Environmental Gradients as Drivers of Virus-Mediated Microbial Evolution

SURC 137B

Bacterial viruses (phage) influence microbial community structure and genetic diversity through selective pressure resulting from viral parasitism, but also more directly by horizontal transfer of DNA between bacteria in a process called transduction. Environmental stress can induce and accelerate transduction, a situation often made obvious in extreme environments. Soap Lake is an alkaline, permanently stratified lake that has maintained its meromixis for over 2,000 years. Its deep monimolimnion layer provides an environment of great physical and chemical stability. The half meter chemocline zone that separates the lower and upper lake layers bridges temperature differentials, is an oxic/anoxic interface, and transitions a hypersaline zone (141 gL-1 TDS) to a brackish one (12-16 gL-1 TDS). Since rapid changes in environmental conditions can induce viral transduction events, these areas should have larger populations of phage, and the prokaryotes inhabiting these areas will experience greater rates of viral infection (and subsequent gene transfers) than more stable environments. This project measured viral abundance and host infection rates along these gradients, and compared those data to the viral populations and host infection rates in the highly stable zones.
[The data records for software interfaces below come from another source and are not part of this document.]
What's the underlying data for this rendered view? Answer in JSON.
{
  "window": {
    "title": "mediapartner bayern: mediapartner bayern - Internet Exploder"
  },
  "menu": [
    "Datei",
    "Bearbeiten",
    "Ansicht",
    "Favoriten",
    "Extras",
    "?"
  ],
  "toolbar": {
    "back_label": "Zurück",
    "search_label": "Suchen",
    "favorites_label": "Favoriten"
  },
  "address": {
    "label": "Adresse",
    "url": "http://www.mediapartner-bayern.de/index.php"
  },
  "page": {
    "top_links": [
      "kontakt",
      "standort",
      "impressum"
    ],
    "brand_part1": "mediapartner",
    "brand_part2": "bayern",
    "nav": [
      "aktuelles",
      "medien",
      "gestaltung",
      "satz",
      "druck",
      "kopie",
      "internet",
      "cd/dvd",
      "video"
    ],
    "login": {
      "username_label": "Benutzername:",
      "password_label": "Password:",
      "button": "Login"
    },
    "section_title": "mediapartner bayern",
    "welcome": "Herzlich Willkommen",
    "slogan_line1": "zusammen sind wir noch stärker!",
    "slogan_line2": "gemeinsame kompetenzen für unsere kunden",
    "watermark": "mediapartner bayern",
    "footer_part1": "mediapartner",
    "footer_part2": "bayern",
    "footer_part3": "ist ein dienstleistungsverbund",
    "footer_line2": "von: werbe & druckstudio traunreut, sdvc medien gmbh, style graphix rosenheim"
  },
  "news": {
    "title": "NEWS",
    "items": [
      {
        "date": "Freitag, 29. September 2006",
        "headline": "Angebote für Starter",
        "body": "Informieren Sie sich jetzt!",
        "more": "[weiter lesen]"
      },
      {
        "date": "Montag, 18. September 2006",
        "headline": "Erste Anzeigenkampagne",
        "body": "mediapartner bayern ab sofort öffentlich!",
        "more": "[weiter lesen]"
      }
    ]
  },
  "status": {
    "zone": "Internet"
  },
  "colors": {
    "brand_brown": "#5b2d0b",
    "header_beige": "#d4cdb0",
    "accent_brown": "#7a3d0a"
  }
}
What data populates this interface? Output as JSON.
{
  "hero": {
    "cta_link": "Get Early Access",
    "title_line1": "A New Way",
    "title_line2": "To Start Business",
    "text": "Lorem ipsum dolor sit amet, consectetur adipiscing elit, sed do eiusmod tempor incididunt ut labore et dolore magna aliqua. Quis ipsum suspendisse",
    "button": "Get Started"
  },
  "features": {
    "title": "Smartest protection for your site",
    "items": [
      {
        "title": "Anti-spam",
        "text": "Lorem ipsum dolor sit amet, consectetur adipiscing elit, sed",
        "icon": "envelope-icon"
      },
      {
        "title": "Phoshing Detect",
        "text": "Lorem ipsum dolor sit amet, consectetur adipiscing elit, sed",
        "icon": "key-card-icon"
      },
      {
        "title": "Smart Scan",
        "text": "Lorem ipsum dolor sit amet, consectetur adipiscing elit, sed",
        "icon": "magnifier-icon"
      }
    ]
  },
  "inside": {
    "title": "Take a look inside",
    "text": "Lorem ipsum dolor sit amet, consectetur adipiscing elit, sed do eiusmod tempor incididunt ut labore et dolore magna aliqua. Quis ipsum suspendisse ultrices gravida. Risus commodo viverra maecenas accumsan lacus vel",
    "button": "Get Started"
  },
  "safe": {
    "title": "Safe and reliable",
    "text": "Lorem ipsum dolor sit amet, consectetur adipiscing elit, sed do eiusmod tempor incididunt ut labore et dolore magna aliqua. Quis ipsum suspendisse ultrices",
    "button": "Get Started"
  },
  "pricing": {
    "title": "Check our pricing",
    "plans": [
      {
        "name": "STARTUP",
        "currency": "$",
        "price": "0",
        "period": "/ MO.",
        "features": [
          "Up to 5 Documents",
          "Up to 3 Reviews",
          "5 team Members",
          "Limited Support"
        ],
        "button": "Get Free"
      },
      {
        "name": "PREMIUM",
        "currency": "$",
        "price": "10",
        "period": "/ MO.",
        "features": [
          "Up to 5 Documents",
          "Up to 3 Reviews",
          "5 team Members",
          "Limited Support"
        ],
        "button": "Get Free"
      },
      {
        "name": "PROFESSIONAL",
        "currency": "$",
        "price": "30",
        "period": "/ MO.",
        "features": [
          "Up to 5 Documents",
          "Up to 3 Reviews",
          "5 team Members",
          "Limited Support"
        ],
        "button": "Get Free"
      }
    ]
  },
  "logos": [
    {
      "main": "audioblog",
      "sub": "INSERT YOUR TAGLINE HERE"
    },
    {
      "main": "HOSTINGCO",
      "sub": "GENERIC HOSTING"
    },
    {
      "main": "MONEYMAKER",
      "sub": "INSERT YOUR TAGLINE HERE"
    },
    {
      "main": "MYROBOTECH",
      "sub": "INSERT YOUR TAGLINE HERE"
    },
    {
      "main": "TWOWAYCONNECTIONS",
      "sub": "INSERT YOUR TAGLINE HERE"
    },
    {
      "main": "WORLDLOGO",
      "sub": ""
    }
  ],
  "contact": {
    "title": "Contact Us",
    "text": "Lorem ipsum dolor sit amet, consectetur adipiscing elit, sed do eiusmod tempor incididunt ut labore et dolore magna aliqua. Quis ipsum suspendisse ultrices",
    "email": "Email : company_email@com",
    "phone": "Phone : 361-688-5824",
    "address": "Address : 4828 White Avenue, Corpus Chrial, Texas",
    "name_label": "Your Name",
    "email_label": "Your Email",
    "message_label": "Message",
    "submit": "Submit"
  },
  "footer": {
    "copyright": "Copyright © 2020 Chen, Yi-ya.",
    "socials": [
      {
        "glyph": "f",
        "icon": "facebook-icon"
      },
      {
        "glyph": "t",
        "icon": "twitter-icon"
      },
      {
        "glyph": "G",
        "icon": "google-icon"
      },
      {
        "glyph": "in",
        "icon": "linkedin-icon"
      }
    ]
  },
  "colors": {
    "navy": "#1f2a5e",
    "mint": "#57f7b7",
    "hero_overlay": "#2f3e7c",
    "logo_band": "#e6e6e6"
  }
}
Two-way analysis of variance (ANOVA) was used to test for differences in host populations and phage infection rates between sampling dates and collection sites.